Pure Elastic Bending of Prismatical Bars

Project Proposal

MATH-4960 Numerical Computing

Spring, 1999

Prof. E. Gutierrez-Miravete

Michael Trezza

Timothy Volk

Bar analysis is an everyday problem encountered by engineers. Typically the bar analysis makes underlying assumptions to simplify the approach to that of the elementary theory. One underlying assumption is that the bar cross-section remains constant in shape. Pure bending of prismatic bars takes into account deformation of the cross-section. This analysis considers deflection in all three directions. The project purpose is to derive the deflection equations and use three different techniques to solve the system of equations. These deflection equations are then used to determine the bar stress. The three different methods of analysis will be 1) analysis, 2) numerical methods, 3) finite element modeling.





Numerous textbooks can be used to reference the results of the elementary theory for various boundary conditions. These textbooks typically provide the end result for moment, deflection, and shear. To extend the analysis beyond the elementary theory, the starting deflection equations must be revisited to include effects of three-dimensional deflection. Reference (a) describes a process to determine the deflection of a bar in three dimensions.

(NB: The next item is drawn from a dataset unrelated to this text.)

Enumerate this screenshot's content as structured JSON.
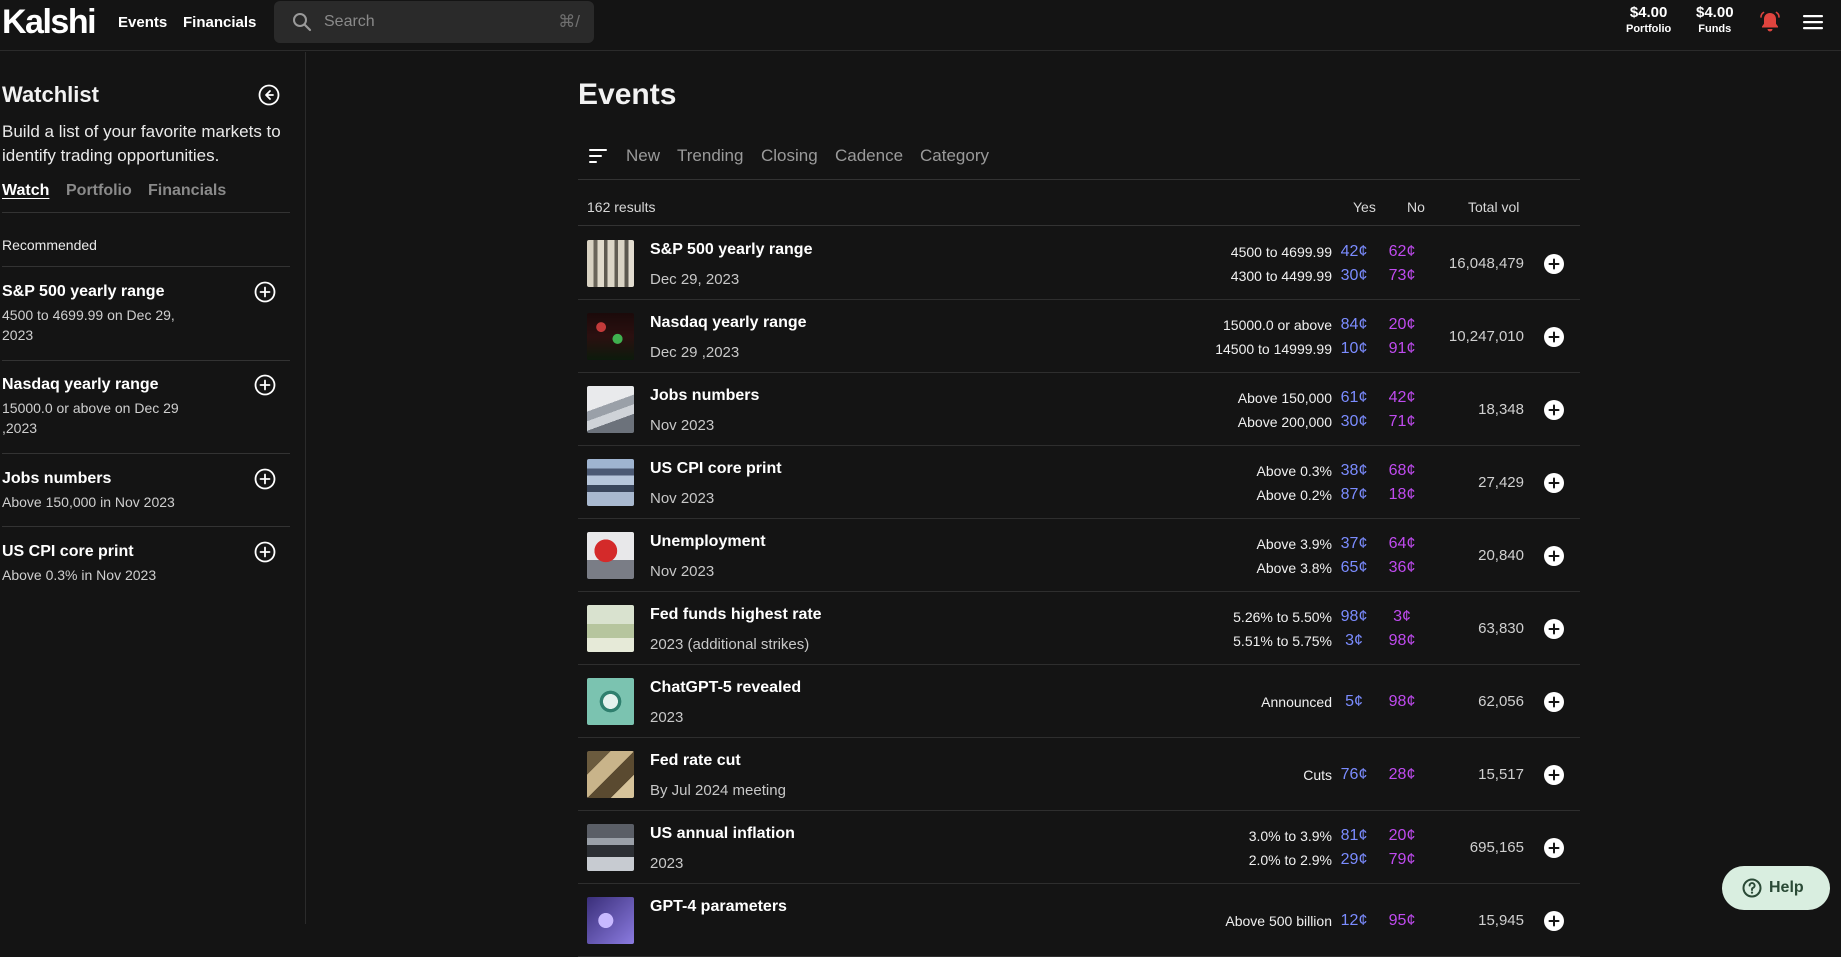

The deflection, combined with the boundary conditions, can be used to determine the stress state of the bar. This will be the approach used in the analysis portion of the approach. The numerical methods and finite element approach will use the equations derived in the analysis to solve for the deflection.





Three approaches will be used to solve the problem shown in figure 1 with equal and opposite couples about the y-axis at both ends A and B. The beam will be fixed at end A and free at end B (Cantilever Beam). For this problem L=10 ft, a=1 inch and b=2 inches. The couples applied to the ends of the bar will be 100000 in-lb. Approach one will analytically solve the displacements and the subsequent stresses at any point on the cross-section along the length of the bar. Using certain assumptions and boundary conditions an analytical solution will be obtained and confirmed with elementary beam bending theory. Approach two will solve the stresses numerically using a selected numerical method. Differential equations and systems of equations will be solved using numerical techniques. Approach three will solve the problem using a finite element method. For all three approaches solutions will be compared along with errors created in the numerical and finite element solutions. Upon analysis of errors created in the numerical and finite element approaches, refinements to the numerical procedure and finite element model mesh refinement will be performed to optimize these solutions.





(a) Timoshenko, S.P., Goodier, J.N., "Theory of Elasticity", Third Edition, McGraw-Hill

Book Company, 1970.


Figure One

Updated: 1999-09-08, 13:16